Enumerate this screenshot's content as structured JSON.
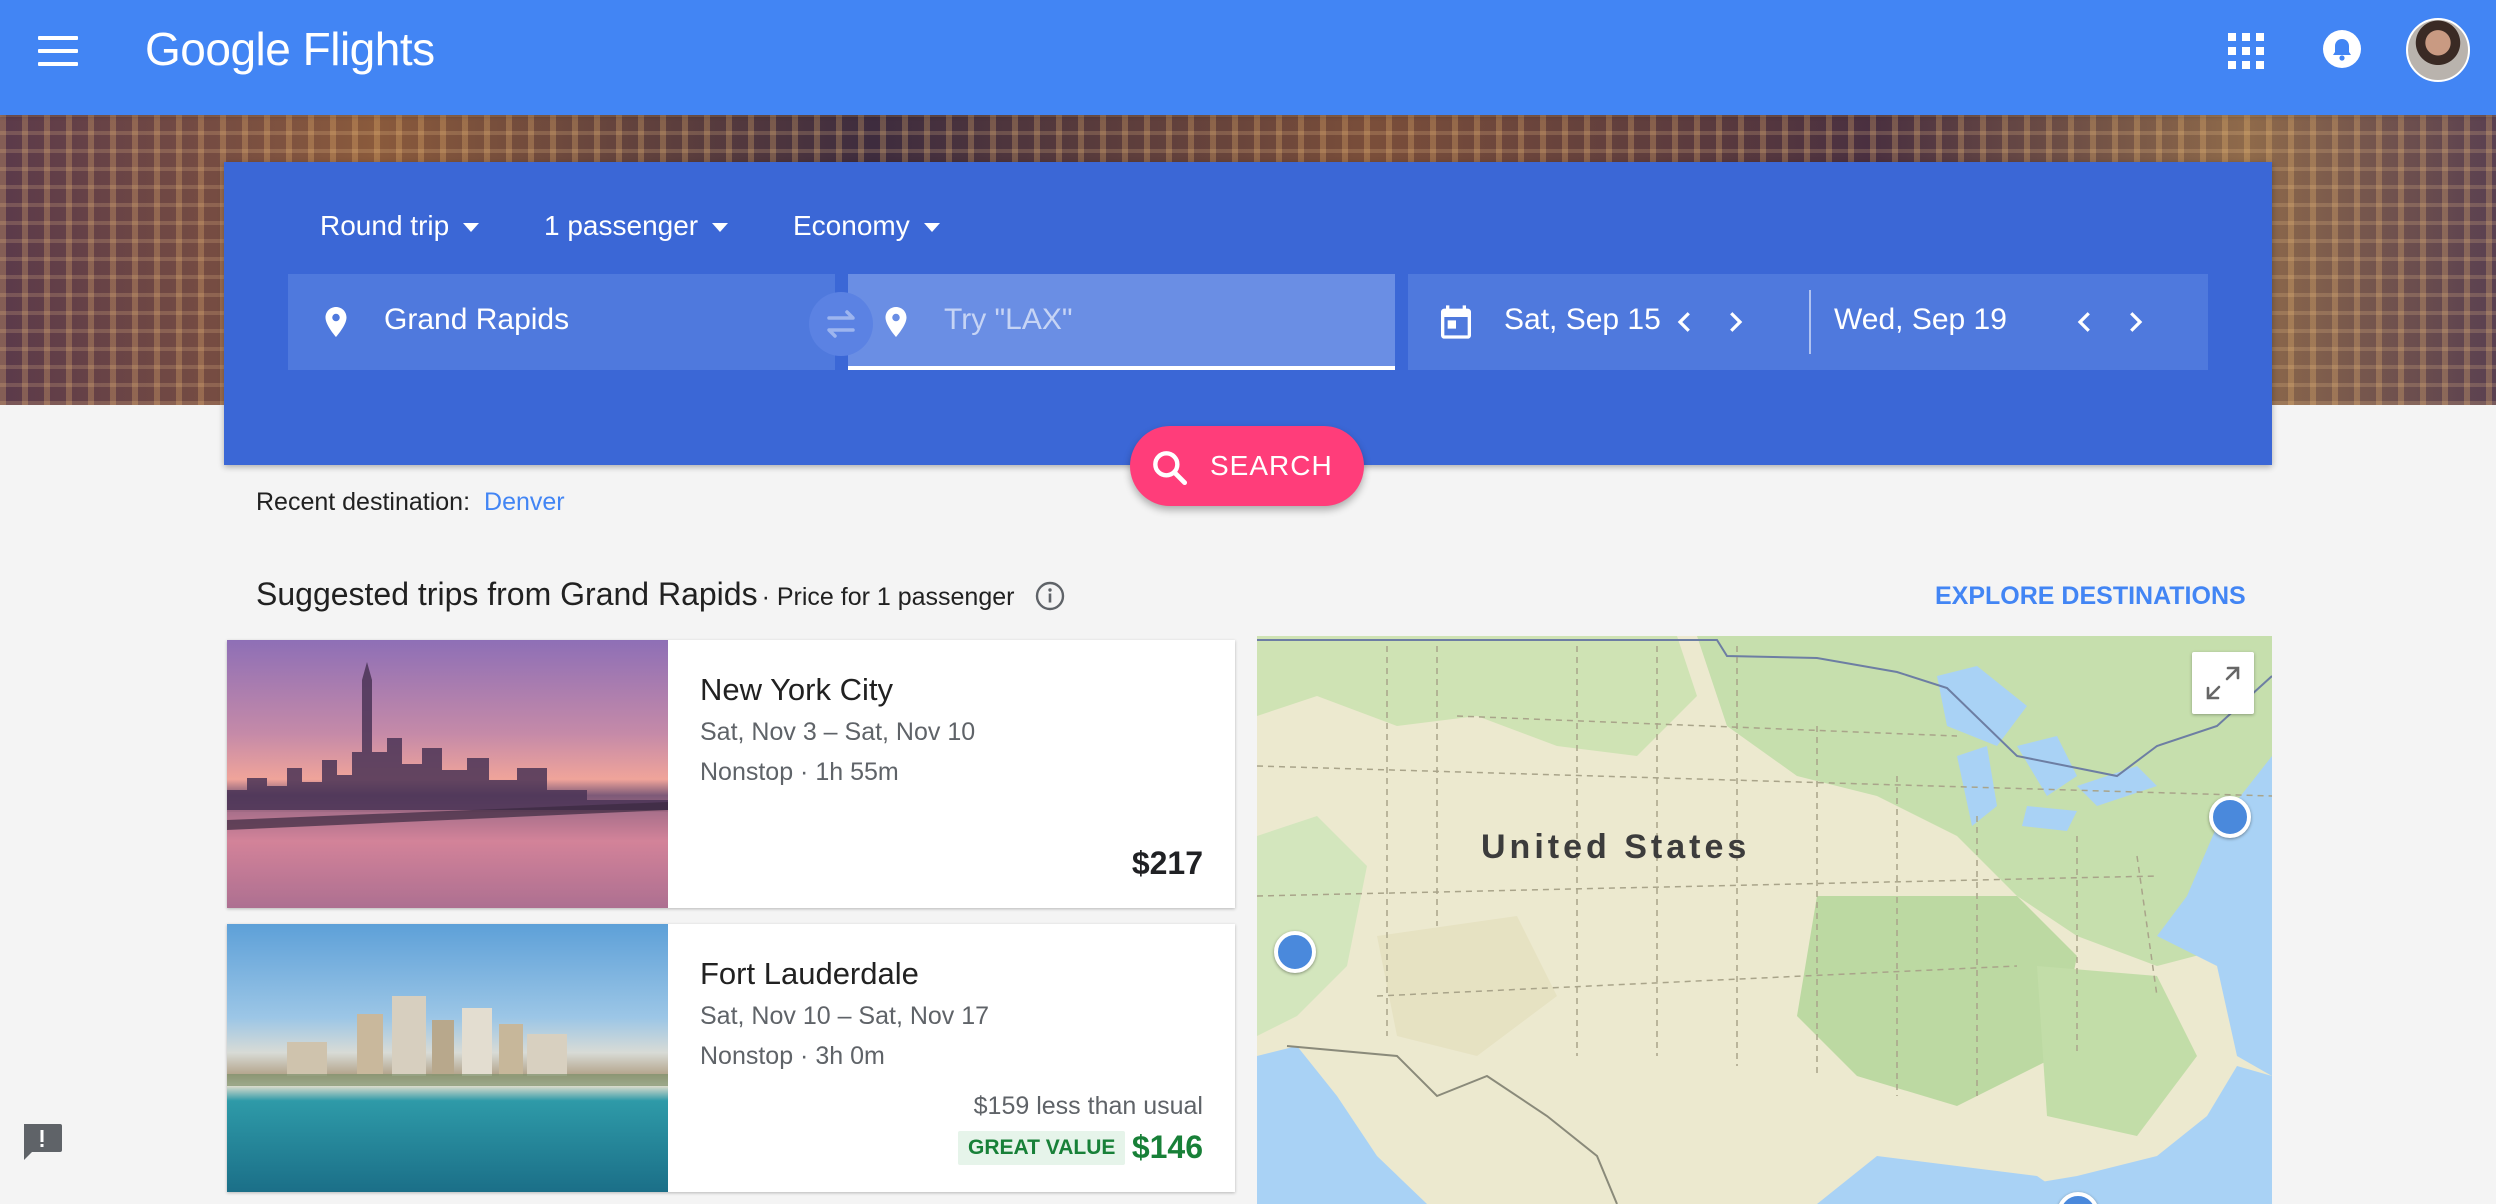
{
  "header": {
    "brand_google": "Google",
    "brand_flights": "Flights"
  },
  "search": {
    "trip_type": "Round trip",
    "passengers": "1 passenger",
    "cabin": "Economy",
    "origin": "Grand Rapids",
    "destination_placeholder": "Try \"LAX\"",
    "depart_date": "Sat, Sep 15",
    "return_date": "Wed, Sep 19",
    "button_label": "SEARCH"
  },
  "recent": {
    "label": "Recent destination:",
    "destination": "Denver"
  },
  "suggested": {
    "title": "Suggested trips from Grand Rapids",
    "subtitle": "· Price for 1 passenger",
    "explore_label": "EXPLORE DESTINATIONS",
    "trips": [
      {
        "city": "New York City",
        "dates": "Sat, Nov 3 – Sat, Nov 10",
        "stops": "Nonstop · 1h 55m",
        "price": "$217"
      },
      {
        "city": "Fort Lauderdale",
        "dates": "Sat, Nov 10 – Sat, Nov 17",
        "stops": "Nonstop · 3h 0m",
        "savings": "$159 less than usual",
        "badge": "GREAT VALUE",
        "price": "$146"
      }
    ]
  },
  "map": {
    "country_label": "United States"
  },
  "colors": {
    "header_blue": "#4285f4",
    "panel_blue": "#3b67d6",
    "search_pink": "#ff3d7a",
    "good_green": "#188038"
  }
}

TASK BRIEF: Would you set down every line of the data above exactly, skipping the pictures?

SOLUTION TO THIS EXERCISE:
Enumerate this screenshot's content as structured JSON.
{
  "header": {
    "brand_google": "Google",
    "brand_flights": "Flights"
  },
  "search": {
    "trip_type": "Round trip",
    "passengers": "1 passenger",
    "cabin": "Economy",
    "origin": "Grand Rapids",
    "destination_placeholder": "Try \"LAX\"",
    "depart_date": "Sat, Sep 15",
    "return_date": "Wed, Sep 19",
    "button_label": "SEARCH"
  },
  "recent": {
    "label": "Recent destination:",
    "destination": "Denver"
  },
  "suggested": {
    "title": "Suggested trips from Grand Rapids",
    "subtitle": "· Price for 1 passenger",
    "explore_label": "EXPLORE DESTINATIONS",
    "trips": [
      {
        "city": "New York City",
        "dates": "Sat, Nov 3 – Sat, Nov 10",
        "stops": "Nonstop · 1h 55m",
        "price": "$217"
      },
      {
        "city": "Fort Lauderdale",
        "dates": "Sat, Nov 10 – Sat, Nov 17",
        "stops": "Nonstop · 3h 0m",
        "savings": "$159 less than usual",
        "badge": "GREAT VALUE",
        "price": "$146"
      }
    ]
  },
  "map": {
    "country_label": "United States"
  },
  "colors": {
    "header_blue": "#4285f4",
    "panel_blue": "#3b67d6",
    "search_pink": "#ff3d7a",
    "good_green": "#188038"
  }
}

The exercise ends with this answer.